Task directions>
Reproduce exactly the line that contains "What's the underlying" and all lines that follow it in the records below, ending with the last one.

[Website and app data records]
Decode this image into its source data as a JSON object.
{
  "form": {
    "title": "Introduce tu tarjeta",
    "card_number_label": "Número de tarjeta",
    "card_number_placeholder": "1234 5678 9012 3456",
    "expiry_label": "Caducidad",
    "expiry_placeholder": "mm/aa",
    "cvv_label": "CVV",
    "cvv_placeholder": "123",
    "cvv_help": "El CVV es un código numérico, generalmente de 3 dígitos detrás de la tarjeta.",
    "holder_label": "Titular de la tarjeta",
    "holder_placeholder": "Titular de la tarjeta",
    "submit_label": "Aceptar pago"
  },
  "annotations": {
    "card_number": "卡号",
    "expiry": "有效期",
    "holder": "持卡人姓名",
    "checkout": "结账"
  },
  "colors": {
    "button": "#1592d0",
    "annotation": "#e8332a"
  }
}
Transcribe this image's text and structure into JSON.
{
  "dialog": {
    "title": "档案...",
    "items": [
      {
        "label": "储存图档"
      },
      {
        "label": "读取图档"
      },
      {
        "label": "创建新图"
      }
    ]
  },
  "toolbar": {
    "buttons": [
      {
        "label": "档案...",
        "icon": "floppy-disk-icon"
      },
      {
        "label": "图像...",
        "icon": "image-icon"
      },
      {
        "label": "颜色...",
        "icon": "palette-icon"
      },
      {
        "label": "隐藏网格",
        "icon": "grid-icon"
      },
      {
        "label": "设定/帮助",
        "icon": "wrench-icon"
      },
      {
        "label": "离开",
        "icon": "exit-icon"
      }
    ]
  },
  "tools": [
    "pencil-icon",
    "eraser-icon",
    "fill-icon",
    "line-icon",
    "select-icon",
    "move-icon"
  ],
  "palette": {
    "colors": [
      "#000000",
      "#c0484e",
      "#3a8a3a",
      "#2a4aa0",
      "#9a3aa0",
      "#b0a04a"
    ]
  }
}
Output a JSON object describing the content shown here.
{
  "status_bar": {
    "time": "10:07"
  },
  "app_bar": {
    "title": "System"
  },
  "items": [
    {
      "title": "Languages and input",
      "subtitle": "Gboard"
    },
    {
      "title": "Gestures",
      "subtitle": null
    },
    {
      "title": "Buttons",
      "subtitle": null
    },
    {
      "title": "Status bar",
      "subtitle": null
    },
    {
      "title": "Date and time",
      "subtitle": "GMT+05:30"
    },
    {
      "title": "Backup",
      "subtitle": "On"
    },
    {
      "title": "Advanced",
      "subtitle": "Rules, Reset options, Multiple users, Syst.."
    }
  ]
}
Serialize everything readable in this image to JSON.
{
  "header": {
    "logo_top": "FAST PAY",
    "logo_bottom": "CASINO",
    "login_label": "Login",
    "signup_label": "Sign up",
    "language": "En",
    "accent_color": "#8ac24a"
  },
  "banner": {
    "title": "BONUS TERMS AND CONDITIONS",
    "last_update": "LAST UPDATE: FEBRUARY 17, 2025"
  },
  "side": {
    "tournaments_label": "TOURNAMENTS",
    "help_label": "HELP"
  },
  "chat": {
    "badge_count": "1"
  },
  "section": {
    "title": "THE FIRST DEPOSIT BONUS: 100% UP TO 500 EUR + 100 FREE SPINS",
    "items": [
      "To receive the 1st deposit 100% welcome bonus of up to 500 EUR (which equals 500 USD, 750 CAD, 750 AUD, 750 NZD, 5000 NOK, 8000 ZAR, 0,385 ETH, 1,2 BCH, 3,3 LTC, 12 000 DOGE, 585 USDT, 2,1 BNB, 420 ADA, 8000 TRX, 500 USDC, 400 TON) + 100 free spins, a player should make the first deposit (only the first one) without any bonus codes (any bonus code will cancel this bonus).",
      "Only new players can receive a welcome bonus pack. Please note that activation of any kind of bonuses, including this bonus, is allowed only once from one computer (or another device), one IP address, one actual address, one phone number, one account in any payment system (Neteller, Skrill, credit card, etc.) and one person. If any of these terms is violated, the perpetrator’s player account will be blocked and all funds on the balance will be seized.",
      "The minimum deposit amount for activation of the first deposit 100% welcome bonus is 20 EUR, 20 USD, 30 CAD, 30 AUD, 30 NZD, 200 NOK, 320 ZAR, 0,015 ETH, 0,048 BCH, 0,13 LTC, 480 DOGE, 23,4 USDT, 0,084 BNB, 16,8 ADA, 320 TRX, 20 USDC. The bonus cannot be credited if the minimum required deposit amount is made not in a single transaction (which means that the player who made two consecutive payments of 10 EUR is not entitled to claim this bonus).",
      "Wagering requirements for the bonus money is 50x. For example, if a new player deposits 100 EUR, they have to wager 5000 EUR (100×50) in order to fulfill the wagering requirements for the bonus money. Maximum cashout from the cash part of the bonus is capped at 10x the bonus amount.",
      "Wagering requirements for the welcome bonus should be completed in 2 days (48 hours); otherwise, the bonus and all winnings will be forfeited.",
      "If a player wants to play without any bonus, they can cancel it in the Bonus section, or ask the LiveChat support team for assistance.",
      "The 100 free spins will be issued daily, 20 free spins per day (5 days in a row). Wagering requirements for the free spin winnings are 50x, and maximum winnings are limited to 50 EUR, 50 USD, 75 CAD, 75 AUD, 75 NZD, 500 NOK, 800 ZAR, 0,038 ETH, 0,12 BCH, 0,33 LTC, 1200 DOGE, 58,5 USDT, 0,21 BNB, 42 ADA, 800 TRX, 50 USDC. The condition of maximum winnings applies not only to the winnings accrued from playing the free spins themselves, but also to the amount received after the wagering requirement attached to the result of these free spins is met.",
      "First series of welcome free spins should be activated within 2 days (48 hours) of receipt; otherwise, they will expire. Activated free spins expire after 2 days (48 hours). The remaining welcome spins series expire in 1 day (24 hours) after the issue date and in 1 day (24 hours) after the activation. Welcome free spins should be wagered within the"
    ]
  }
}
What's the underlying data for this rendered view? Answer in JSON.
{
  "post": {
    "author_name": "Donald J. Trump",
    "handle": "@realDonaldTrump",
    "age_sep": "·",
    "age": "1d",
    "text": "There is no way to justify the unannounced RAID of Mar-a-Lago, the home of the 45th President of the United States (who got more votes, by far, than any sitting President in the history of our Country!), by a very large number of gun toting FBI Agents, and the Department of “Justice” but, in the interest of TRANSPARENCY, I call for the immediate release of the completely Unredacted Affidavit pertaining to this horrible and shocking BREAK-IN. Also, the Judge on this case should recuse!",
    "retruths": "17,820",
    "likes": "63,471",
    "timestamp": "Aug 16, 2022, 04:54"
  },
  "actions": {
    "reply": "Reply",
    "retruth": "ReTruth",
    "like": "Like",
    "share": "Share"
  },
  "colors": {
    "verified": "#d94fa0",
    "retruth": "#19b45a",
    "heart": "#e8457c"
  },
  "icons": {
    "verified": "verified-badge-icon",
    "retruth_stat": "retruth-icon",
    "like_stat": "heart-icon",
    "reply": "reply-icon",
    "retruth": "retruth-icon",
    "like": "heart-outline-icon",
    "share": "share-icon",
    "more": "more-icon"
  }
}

Your response>
What's the underlying data for this rendered view? Answer in JSON.
{
  "post": {
    "author_name": "Donald J. Trump",
    "handle": "@realDonaldTrump",
    "age_sep": "·",
    "age": "1d",
    "text": "There is no way to justify the unannounced RAID of Mar-a-Lago, the home of the 45th President of the United States (who got more votes, by far, than any sitting President in the history of our Country!), by a very large number of gun toting FBI Agents, and the Department of “Justice” but, in the interest of TRANSPARENCY, I call for the immediate release of the completely Unredacted Affidavit pertaining to this horrible and shocking BREAK-IN. Also, the Judge on this case should recuse!",
    "retruths": "17,820",
    "likes": "63,471",
    "timestamp": "Aug 16, 2022, 04:54"
  },
  "actions": {
    "reply": "Reply",
    "retruth": "ReTruth",
    "like": "Like",
    "share": "Share"
  },
  "colors": {
    "verified": "#d94fa0",
    "retruth": "#19b45a",
    "heart": "#e8457c"
  },
  "icons": {
    "verified": "verified-badge-icon",
    "retruth_stat": "retruth-icon",
    "like_stat": "heart-icon",
    "reply": "reply-icon",
    "retruth": "retruth-icon",
    "like": "heart-outline-icon",
    "share": "share-icon",
    "more": "more-icon"
  }
}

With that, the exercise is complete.